By Ramiro Bustamante Torres, March 3 2023—
There are few performances I would wait for after being rescheduled, for example, a Fleetwood Mac concert that got moved twice before I got to see them. This was one of them and I would say the wait was worth it. Broadway Across Canada’s opening night of Anastasia was on Feb. 28 at the Southern Jubilee Auditorium. It was a highly anticipated performance which had the audience laughing and crying through the story of the lost Russian princess.
From film to stage, the adaptation was both faithful and original. Most of the plot from the original film was kept intact along with favourite songs such as “Once Upon A December” and “Journey to the Past” albeit they were put in a different order. The major change was the removal of the main antagonist Rasputin and his henchman, Bartok, to be replaced with General Gleb Vaganov, a member of the Bolshevik party. This moved the backdrop of Soviet Russia to the forefront of the musical as the Bolshevik party was more present. Hearing about this before watching the show felt like it would take away from it, but I was impressed with the character and how he added to the story. While all the magical elements from the beloved film were removed, there was some magic that remained with the performances.
Starting with the titular character, Anya was played by Veronica Stern. This role was originally played by Kyla Stone, but Stern had taken the lead in August 2022. Stern had shown talent and strength in her vocals, much so that the role almost didn’t fit her. During the first half of the performance, her range and the melody didn’t seem to agree as she would go for height but not warmth. However, in the second act, Stern warmed up to her role and settled well into Anya’s melodies.
For the role of Dmitry, William Butler was switched out for Zachary Bigelow for the opening night show. Bigelow was suitable for the role but did not stand out as Dmitry except during solo moments such as in “My Petersburg.” With other role changes of the night, the parts for Vlad (Billy McGavin) and Countess Lily (Kaitlyn Jackson) — a character replacing the cousin of the Dowager Empress, Sophie, and instead acts as her handmaiden in Paris — were two that stood out. During the musical numbers of “Land of Yesterday” and “The Countess and the Common Man,” McGavin and Jackson captured the audiences’ hearts with impressive vocal control in a quintessential musical style sequence along with perfectly executed comedic moments.
The inclusion of Gleb into the storyline was new but brought an interesting perspective and voice to the Bolsheviks at the time. For the role of Gleb, Chrisitan McQueen was the performer and personally one of my favourites of the night.

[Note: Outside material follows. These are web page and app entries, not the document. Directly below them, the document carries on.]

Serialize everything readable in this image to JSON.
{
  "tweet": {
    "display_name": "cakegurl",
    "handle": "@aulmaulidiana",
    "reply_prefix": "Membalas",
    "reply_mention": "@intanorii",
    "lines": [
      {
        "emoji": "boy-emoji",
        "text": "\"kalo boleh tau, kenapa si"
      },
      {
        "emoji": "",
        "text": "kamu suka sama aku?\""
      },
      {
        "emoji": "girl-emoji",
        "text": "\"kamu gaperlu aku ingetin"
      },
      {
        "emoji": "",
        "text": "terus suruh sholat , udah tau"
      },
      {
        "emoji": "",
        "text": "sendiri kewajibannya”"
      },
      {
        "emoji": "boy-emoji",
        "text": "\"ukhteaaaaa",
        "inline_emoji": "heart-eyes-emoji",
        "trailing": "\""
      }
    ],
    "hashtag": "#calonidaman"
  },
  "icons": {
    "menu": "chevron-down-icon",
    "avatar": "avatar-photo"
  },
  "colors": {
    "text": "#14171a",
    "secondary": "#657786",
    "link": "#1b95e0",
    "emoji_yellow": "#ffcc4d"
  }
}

Compared to the original cast recordings, McQueen brought a lot more emotion to the character. On stage, his presence could not be missed and his voice was perfect for the role, almost outshining his fellow cast members. The songs “The Neva Flows” and “Still” along with their reprise have been an excellent addition and were performed marvellously.
Other notable songs that were a treat to watch performed live were “Stay, I Pray You,” which I believe would speak to many immigrants listening to it, and “Quartet at the Ballet,” a quartet of hopes and fears layered on top of Tchaikovsky’s Swan Lake ballet with melodies mimicking “Once Upon a December.” In the latter, the performance itself was truly spectacular to watch. The staging and costuming added much to the musical experience with few drawbacks, such as the strong strobe light used for certain scenes that in theory was a good choice but practically it was annoying.
Broadway Across Canada will be performing Anastasia from Feb. 28 to March 5 in Calgary, moving next to Vancouver. As a long-time fan of the film and now a fan of the musical, this was an experience I would do again. For more information on the show, visit Broadway Across Canada’s website here.